▶ _Description of the task_:
This exercise needs the listing below duplicated exactly.

▶ _Information provided_:
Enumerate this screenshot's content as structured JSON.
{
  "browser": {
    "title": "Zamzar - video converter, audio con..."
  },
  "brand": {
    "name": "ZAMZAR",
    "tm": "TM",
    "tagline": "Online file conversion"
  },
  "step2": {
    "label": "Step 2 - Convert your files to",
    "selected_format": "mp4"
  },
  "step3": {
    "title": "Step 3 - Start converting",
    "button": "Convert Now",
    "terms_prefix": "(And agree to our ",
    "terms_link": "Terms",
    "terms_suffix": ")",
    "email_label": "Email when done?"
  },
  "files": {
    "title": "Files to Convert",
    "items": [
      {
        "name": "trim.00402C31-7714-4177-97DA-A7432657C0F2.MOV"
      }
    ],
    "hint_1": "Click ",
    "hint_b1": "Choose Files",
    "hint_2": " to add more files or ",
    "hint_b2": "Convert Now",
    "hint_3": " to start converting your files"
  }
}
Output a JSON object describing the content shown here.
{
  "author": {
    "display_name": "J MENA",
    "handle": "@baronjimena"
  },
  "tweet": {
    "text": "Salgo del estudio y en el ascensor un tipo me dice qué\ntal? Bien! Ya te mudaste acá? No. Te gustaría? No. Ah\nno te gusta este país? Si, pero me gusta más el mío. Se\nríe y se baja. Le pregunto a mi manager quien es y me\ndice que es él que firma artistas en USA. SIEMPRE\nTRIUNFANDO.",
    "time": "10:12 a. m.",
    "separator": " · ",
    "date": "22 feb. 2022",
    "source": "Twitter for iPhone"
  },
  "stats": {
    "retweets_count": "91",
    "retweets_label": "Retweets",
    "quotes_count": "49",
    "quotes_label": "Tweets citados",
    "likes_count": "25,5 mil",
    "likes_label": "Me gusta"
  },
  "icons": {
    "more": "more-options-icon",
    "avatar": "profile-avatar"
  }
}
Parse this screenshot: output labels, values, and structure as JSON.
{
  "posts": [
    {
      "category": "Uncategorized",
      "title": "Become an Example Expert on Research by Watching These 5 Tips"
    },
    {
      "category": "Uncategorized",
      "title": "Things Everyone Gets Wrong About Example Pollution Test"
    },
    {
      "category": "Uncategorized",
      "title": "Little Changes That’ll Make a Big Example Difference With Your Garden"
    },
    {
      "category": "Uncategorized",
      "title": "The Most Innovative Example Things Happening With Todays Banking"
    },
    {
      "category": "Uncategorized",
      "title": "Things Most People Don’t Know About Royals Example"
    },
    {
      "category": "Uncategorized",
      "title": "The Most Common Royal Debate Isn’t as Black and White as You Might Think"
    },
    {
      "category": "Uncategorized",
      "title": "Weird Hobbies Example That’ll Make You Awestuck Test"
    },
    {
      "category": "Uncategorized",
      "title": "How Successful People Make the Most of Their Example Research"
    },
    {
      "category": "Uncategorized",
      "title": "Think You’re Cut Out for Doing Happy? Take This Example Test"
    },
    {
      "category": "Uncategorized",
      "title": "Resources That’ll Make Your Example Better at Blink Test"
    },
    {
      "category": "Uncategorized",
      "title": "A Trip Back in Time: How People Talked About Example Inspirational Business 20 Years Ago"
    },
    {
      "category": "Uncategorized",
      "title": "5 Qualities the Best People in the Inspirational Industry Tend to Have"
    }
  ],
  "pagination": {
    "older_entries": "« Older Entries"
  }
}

▶ _Reply_:
Enumerate this screenshot's content as structured JSON.
{
  "browser": {
    "title": "Zamzar - video converter, audio con..."
  },
  "brand": {
    "name": "ZAMZAR",
    "tm": "TM",
    "tagline": "Online file conversion"
  },
  "step2": {
    "label": "Step 2 - Convert your files to",
    "selected_format": "mp4"
  },
  "step3": {
    "title": "Step 3 - Start converting",
    "button": "Convert Now",
    "terms_prefix": "(And agree to our ",
    "terms_link": "Terms",
    "terms_suffix": ")",
    "email_label": "Email when done?"
  },
  "files": {
    "title": "Files to Convert",
    "items": [
      {
        "name": "trim.00402C31-7714-4177-97DA-A7432657C0F2.MOV"
      }
    ],
    "hint_1": "Click ",
    "hint_b1": "Choose Files",
    "hint_2": " to add more files or ",
    "hint_b2": "Convert Now",
    "hint_3": " to start converting your files"
  }
}
Output a JSON object describing the content shown here.
{
  "author": {
    "display_name": "J MENA",
    "handle": "@baronjimena"
  },
  "tweet": {
    "text": "Salgo del estudio y en el ascensor un tipo me dice qué\ntal? Bien! Ya te mudaste acá? No. Te gustaría? No. Ah\nno te gusta este país? Si, pero me gusta más el mío. Se\nríe y se baja. Le pregunto a mi manager quien es y me\ndice que es él que firma artistas en USA. SIEMPRE\nTRIUNFANDO.",
    "time": "10:12 a. m.",
    "separator": " · ",
    "date": "22 feb. 2022",
    "source": "Twitter for iPhone"
  },
  "stats": {
    "retweets_count": "91",
    "retweets_label": "Retweets",
    "quotes_count": "49",
    "quotes_label": "Tweets citados",
    "likes_count": "25,5 mil",
    "likes_label": "Me gusta"
  },
  "icons": {
    "more": "more-options-icon",
    "avatar": "profile-avatar"
  }
}
Parse this screenshot: output labels, values, and structure as JSON.
{
  "posts": [
    {
      "category": "Uncategorized",
      "title": "Become an Example Expert on Research by Watching These 5 Tips"
    },
    {
      "category": "Uncategorized",
      "title": "Things Everyone Gets Wrong About Example Pollution Test"
    },
    {
      "category": "Uncategorized",
      "title": "Little Changes That’ll Make a Big Example Difference With Your Garden"
    },
    {
      "category": "Uncategorized",
      "title": "The Most Innovative Example Things Happening With Todays Banking"
    },
    {
      "category": "Uncategorized",
      "title": "Things Most People Don’t Know About Royals Example"
    },
    {
      "category": "Uncategorized",
      "title": "The Most Common Royal Debate Isn’t as Black and White as You Might Think"
    },
    {
      "category": "Uncategorized",
      "title": "Weird Hobbies Example That’ll Make You Awestuck Test"
    },
    {
      "category": "Uncategorized",
      "title": "How Successful People Make the Most of Their Example Research"
    },
    {
      "category": "Uncategorized",
      "title": "Think You’re Cut Out for Doing Happy? Take This Example Test"
    },
    {
      "category": "Uncategorized",
      "title": "Resources That’ll Make Your Example Better at Blink Test"
    },
    {
      "category": "Uncategorized",
      "title": "A Trip Back in Time: How People Talked About Example Inspirational Business 20 Years Ago"
    },
    {
      "category": "Uncategorized",
      "title": "5 Qualities the Best People in the Inspirational Industry Tend to Have"
    }
  ],
  "pagination": {
    "older_entries": "« Older Entries"
  }
}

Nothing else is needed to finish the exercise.